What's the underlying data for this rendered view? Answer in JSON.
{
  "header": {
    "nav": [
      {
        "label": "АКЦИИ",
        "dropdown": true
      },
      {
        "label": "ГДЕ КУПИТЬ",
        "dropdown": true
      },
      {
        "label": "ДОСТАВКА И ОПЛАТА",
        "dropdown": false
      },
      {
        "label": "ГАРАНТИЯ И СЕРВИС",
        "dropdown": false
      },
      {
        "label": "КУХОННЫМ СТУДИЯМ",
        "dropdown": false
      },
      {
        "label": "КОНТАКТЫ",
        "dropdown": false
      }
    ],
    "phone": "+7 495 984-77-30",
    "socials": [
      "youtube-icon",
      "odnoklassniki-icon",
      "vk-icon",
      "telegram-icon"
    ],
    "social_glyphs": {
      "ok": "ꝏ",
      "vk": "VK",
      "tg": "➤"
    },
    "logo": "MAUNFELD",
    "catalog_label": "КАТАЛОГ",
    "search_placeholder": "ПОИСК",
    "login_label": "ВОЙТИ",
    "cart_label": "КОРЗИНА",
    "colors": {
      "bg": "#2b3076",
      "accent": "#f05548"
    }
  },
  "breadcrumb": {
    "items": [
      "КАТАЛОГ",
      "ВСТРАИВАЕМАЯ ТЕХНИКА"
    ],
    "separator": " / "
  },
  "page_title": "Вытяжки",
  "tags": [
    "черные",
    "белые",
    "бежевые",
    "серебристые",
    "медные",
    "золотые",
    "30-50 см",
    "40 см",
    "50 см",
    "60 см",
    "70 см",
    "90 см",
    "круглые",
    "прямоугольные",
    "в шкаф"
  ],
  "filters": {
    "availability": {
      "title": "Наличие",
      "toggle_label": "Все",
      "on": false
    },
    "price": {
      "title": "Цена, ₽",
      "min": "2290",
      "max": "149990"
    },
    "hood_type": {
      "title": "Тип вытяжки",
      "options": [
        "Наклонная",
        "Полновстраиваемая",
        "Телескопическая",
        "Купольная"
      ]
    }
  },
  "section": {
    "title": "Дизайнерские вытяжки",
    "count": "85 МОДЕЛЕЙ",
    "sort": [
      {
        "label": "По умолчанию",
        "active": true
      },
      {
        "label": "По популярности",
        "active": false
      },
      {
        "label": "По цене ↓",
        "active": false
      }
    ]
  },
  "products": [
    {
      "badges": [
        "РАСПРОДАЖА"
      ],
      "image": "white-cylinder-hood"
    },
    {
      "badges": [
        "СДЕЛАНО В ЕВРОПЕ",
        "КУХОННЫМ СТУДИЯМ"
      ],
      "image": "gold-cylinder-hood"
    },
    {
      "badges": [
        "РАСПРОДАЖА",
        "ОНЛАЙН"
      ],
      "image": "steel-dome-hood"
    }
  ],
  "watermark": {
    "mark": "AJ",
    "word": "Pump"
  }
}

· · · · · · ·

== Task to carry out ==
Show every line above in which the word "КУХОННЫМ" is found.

== Exercise output ==
        "label": "КУХОННЫМ СТУДИЯМ",
        "КУХОННЫМ СТУДИЯМ"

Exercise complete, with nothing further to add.